Data about app and page elements:
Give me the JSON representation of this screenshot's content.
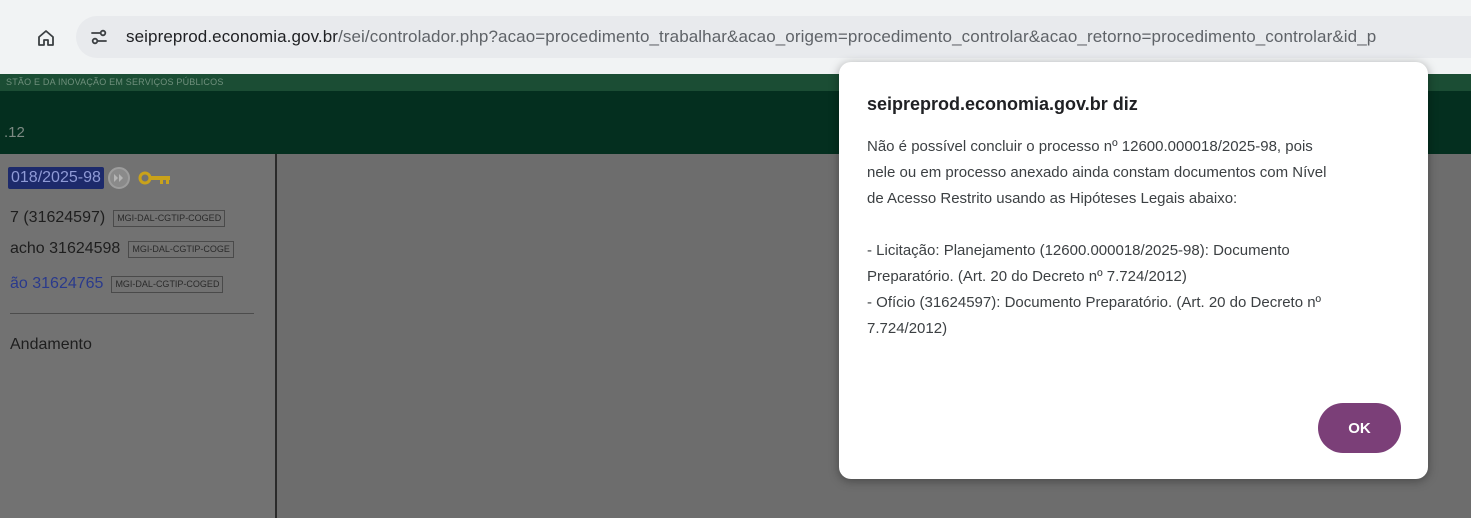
{
  "browser": {
    "url_host": "seipreprod.economia.gov.br",
    "url_rest": "/sei/controlador.php?acao=procedimento_trabalhar&acao_origem=procedimento_controlar&acao_retorno=procedimento_controlar&id_p"
  },
  "page": {
    "banner_text": "STÃO E DA INOVAÇÃO EM SERVIÇOS PÚBLICOS",
    "version": ".12",
    "tree": {
      "process_number": "018/2025-98",
      "documents": [
        {
          "label": "7 (31624597)",
          "unit": "MGI-DAL-CGTIP-COGED"
        },
        {
          "label": "acho 31624598",
          "unit": "MGI-DAL-CGTIP-COGE"
        },
        {
          "label": "ão 31624765",
          "unit": "MGI-DAL-CGTIP-COGED"
        }
      ],
      "andamento": "Andamento"
    }
  },
  "dialog": {
    "title": "seipreprod.economia.gov.br diz",
    "lines": [
      "Não é possível concluir o processo nº 12600.000018/2025-98, pois",
      "nele ou em processo anexado ainda constam documentos com Nível",
      "de Acesso Restrito usando as Hipóteses Legais abaixo:",
      "",
      "-  Licitação: Planejamento (12600.000018/2025-98): Documento",
      "Preparatório. (Art. 20 do Decreto nº 7.724/2012)",
      "-  Ofício (31624597): Documento Preparatório. (Art. 20 do Decreto nº",
      "7.724/2012)"
    ],
    "ok_label": "OK"
  },
  "colors": {
    "ok_button": "#7b3f78",
    "header": "#042f1f",
    "banner": "#1b4d34"
  },
  "icons": {
    "home": "home-icon",
    "site_info": "tune-icon",
    "process_action": "forward-circle-icon",
    "access": "key-icon"
  }
}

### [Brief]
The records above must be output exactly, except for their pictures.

### [Solved exercise]
Give me the JSON representation of this screenshot's content.
{
  "browser": {
    "url_host": "seipreprod.economia.gov.br",
    "url_rest": "/sei/controlador.php?acao=procedimento_trabalhar&acao_origem=procedimento_controlar&acao_retorno=procedimento_controlar&id_p"
  },
  "page": {
    "banner_text": "STÃO E DA INOVAÇÃO EM SERVIÇOS PÚBLICOS",
    "version": ".12",
    "tree": {
      "process_number": "018/2025-98",
      "documents": [
        {
          "label": "7 (31624597)",
          "unit": "MGI-DAL-CGTIP-COGED"
        },
        {
          "label": "acho 31624598",
          "unit": "MGI-DAL-CGTIP-COGE"
        },
        {
          "label": "ão 31624765",
          "unit": "MGI-DAL-CGTIP-COGED"
        }
      ],
      "andamento": "Andamento"
    }
  },
  "dialog": {
    "title": "seipreprod.economia.gov.br diz",
    "lines": [
      "Não é possível concluir o processo nº 12600.000018/2025-98, pois",
      "nele ou em processo anexado ainda constam documentos com Nível",
      "de Acesso Restrito usando as Hipóteses Legais abaixo:",
      "",
      "-  Licitação: Planejamento (12600.000018/2025-98): Documento",
      "Preparatório. (Art. 20 do Decreto nº 7.724/2012)",
      "-  Ofício (31624597): Documento Preparatório. (Art. 20 do Decreto nº",
      "7.724/2012)"
    ],
    "ok_label": "OK"
  },
  "colors": {
    "ok_button": "#7b3f78",
    "header": "#042f1f",
    "banner": "#1b4d34"
  },
  "icons": {
    "home": "home-icon",
    "site_info": "tune-icon",
    "process_action": "forward-circle-icon",
    "access": "key-icon"
  }
}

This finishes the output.